═════ Recorded information

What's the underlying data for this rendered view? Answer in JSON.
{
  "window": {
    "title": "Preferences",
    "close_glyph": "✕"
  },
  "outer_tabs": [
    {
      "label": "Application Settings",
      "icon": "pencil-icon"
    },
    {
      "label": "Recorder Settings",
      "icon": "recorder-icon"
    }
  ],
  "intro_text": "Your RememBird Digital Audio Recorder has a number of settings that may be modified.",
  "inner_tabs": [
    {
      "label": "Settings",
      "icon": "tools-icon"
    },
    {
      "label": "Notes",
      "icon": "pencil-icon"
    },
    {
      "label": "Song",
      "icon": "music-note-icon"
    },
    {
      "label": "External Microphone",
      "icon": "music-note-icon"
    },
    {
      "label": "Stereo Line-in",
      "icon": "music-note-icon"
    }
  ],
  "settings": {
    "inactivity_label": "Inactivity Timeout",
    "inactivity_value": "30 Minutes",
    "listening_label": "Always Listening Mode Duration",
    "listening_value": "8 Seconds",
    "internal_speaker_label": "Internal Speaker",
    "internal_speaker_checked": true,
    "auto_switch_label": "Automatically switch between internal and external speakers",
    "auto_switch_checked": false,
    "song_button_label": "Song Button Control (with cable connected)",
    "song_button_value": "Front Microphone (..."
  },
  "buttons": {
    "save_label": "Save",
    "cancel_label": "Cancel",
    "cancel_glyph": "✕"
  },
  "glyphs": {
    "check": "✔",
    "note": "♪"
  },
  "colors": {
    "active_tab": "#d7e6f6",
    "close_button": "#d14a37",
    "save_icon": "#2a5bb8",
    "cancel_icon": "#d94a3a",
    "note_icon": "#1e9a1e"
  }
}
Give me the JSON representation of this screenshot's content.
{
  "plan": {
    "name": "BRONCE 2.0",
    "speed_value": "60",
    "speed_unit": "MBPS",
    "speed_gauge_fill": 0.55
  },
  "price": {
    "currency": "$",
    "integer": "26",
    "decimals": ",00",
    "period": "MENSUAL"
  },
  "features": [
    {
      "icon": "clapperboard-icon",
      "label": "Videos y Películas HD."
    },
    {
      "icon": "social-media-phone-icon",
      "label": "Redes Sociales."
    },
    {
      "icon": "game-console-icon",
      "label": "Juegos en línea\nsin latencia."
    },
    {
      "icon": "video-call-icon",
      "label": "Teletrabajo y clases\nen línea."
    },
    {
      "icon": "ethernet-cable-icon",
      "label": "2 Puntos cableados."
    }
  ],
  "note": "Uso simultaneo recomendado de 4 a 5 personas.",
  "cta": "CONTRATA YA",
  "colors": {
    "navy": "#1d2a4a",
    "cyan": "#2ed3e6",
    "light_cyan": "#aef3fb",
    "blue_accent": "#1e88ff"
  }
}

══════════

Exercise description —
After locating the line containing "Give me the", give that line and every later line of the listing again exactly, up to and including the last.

Solution to this problem —
Give me the JSON representation of this screenshot's content.
{
  "plan": {
    "name": "BRONCE 2.0",
    "speed_value": "60",
    "speed_unit": "MBPS",
    "speed_gauge_fill": 0.55
  },
  "price": {
    "currency": "$",
    "integer": "26",
    "decimals": ",00",
    "period": "MENSUAL"
  },
  "features": [
    {
      "icon": "clapperboard-icon",
      "label": "Videos y Películas HD."
    },
    {
      "icon": "social-media-phone-icon",
      "label": "Redes Sociales."
    },
    {
      "icon": "game-console-icon",
      "label": "Juegos en línea\nsin latencia."
    },
    {
      "icon": "video-call-icon",
      "label": "Teletrabajo y clases\nen línea."
    },
    {
      "icon": "ethernet-cable-icon",
      "label": "2 Puntos cableados."
    }
  ],
  "note": "Uso simultaneo recomendado de 4 a 5 personas.",
  "cta": "CONTRATA YA",
  "colors": {
    "navy": "#1d2a4a",
    "cyan": "#2ed3e6",
    "light_cyan": "#aef3fb",
    "blue_accent": "#1e88ff"
  }
}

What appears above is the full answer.